Finally, let’s imagine the facility compresses and stores the hydrogen in tube trailers at an annual off-take price. According to this 2021 ERCOT scenario, hydrogen market prices as low as $3.50/kg can recover the electrolyzer investment within about three years, thanks in part to the $3/kg H2 production tax credit (PTC) announced recently as part of the Inflation Reduction Act (IRA). Indeed, these results indicate that producing green hydrogen can be profitable even at today’s PEM electrolyzer capacity prices in the $1000/kW range.
Hydrogen production and uses
The Argonne map below shows the current annual hydrogen production of 10M metric tons, with 95% coming from steam methane reforming (SMR). Displacing carbon-intensive hydrogen with green hydrogen is a critical first use case for scaling and integrating hydrogen into existing energy and power infrastructure and emerging markets.
Hydrogen has many downstream uses and can help decarbonize other industrial processes, such as making fertilizers, steel, and petrochemicals. Shipping and aviation are actively experimenting with hydrogen-based fuels. Electricity storage is another viable option for hydrogen when coupled with fuel cells and gas turbines with hydrogen blending capability. Other forms of storage may be more electrically efficient, but none bring the option value of hydrogen or the “sector coupling” that makes hydrogen the most versatile carbon-free fuel available.
Today, natural gas is used to produce around 95% of the world’s hydrogen (considered “blue” if carbon is captured, else it’s classified as “gray“), so not surprisingly, the price has skyrocketed, topping $16/kg. As a result, the combined renewable-electrolyzer plant is not only more diversified but also more profitable than renewables alone. These results don’t account for operational risks inherent in budding technologies, which is why the tax credit is warranted.
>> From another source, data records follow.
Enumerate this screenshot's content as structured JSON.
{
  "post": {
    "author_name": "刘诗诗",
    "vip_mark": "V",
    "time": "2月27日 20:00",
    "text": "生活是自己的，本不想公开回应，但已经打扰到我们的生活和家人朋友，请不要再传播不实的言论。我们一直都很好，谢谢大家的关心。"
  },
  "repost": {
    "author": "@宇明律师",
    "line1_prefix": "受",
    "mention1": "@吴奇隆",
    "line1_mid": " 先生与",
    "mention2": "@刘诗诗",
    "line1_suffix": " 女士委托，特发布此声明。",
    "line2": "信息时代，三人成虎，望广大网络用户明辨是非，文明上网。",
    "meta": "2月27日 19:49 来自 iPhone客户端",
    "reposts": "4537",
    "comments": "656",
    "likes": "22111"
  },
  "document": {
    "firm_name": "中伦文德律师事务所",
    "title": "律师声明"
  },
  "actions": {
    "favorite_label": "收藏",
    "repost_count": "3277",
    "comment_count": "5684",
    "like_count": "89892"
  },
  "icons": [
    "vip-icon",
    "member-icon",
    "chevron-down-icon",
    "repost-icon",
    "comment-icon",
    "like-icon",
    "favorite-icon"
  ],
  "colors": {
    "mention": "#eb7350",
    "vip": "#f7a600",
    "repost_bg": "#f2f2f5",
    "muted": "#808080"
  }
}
As renewable costs continue to drop and regulators demand more clean energy solutions, we must develop innovative solutions to integrate elevated levels of variable renewable energy into the grid. Batteries are good, but electrolyzers are emerging as an even more versatile and valuable option because they serve many purposes.
This is how the hydrogen economy starts. The PTC makes green hydrogen cost-competitive with gray by enough margin to spur investment, which it appears to be doing very well. But even before IRA passage, a joint McKinsey/Center for Houston’s Future report recognized “Houston as the epicenter of a global clean hydrogen hub.” Rich in renewables and plenty of uses for hydrogen, the case for green hydrogen in ERCOT is solid. The results from my 2021 ERCOT analysis line up nicely with those in the Houston report and this recent piece by Rethink.
Obviously, a more rigorous analysis must consider more than one year of sample data, and many other factors go into techno-economic analysis. But this demonstrates that a more rigorous analysis is worth considering.
Register for our upcoming webinar, “Option Values: Unlocking Green Hydrogen at Scale,” on Thursday, Nov. 16, if you want to learn more about the value proposition of green hydrogen production.